Amanpour spoke with President Sandu on Sunday as Moldova marked its 32nd independence day. The country borders Ukraine and has experienced serious tensions with Russia, in particular over the eastern pro-Russian breakaway territory of Transnistria, where Russian troops are stationed.

In February, Russian President Vladimir Putin revoked a 2012 foreign policy decree that in part recognized Moldova’s independence, according to Reuters.

Sandu told Amanpour that in Transnistria “there is a regime which is supported by Russia.”

“There are the Russian troops which are stationed illegally in the Transnistrian region. And of course, this is how the Russian authorities are trying to influence things in the Republic of Moldova.”

Tensions have been further heightened since Russia’s full-scale invasion of Ukraine in February 2022, with the expulsion of Russian diplomats from Moldova, and of Moldovans from Russia.

“When people from Russia try to overthrow a democratically elected government, this is a very clear sign that there is no respect for this country,” Sandu told Amanpour, referring to the expulsion of Russian diplomats.

Moldova is not currently a member of the European Union, but applied for membership shortly after Russia launched its invasion, and was then granted candidate status in June 2022.

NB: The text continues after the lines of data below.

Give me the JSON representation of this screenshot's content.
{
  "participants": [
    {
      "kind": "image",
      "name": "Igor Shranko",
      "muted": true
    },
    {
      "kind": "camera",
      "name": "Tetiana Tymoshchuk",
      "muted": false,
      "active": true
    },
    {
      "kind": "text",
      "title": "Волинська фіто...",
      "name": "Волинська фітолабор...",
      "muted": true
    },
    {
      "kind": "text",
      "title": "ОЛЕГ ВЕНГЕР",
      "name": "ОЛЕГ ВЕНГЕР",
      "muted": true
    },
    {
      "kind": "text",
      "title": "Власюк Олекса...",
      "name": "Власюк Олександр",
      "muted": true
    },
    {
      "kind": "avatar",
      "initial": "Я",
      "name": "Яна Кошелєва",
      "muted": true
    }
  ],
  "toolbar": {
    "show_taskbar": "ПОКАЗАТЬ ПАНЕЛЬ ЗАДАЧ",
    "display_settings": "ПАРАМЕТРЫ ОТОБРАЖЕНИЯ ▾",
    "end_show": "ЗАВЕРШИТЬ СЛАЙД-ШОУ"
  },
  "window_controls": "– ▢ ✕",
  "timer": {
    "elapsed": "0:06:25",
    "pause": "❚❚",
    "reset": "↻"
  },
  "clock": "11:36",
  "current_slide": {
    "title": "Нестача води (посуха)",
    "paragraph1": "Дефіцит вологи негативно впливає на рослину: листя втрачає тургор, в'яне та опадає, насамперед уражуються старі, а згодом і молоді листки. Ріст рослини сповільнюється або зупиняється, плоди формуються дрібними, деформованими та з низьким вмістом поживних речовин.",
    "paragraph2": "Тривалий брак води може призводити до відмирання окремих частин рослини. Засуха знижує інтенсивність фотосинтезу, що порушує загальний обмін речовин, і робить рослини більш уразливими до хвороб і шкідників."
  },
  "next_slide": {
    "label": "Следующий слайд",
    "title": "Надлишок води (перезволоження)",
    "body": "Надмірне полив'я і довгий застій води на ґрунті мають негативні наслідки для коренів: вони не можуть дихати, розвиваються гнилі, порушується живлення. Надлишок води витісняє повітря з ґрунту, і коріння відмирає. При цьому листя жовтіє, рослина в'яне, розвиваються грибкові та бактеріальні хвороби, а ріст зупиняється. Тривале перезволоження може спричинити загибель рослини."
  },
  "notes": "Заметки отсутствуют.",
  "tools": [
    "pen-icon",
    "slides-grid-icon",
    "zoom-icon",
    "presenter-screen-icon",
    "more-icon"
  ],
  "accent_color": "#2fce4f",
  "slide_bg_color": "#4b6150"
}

President Sandu noted that “it’s a long process” and acknowledged “we still have corrupt judges and corrupt prosecutors who do not want our reforms to succeed,” but she emphasized that “Moldova’s democracy will be preserved when Moldova becomes [an] EU member state.”

When asked about the death of Yevgeniy Prigozhin, Sandu noted that “this just reconfirms the risks which come from Russia, a country which does not have justice… Unfortunately this does not limit to Russia’s borders. Unfortunately this is the way Russia acts with respect to its neighbors.”

Watch the full interview on Amanpour on Monday, 1 p.m. ET.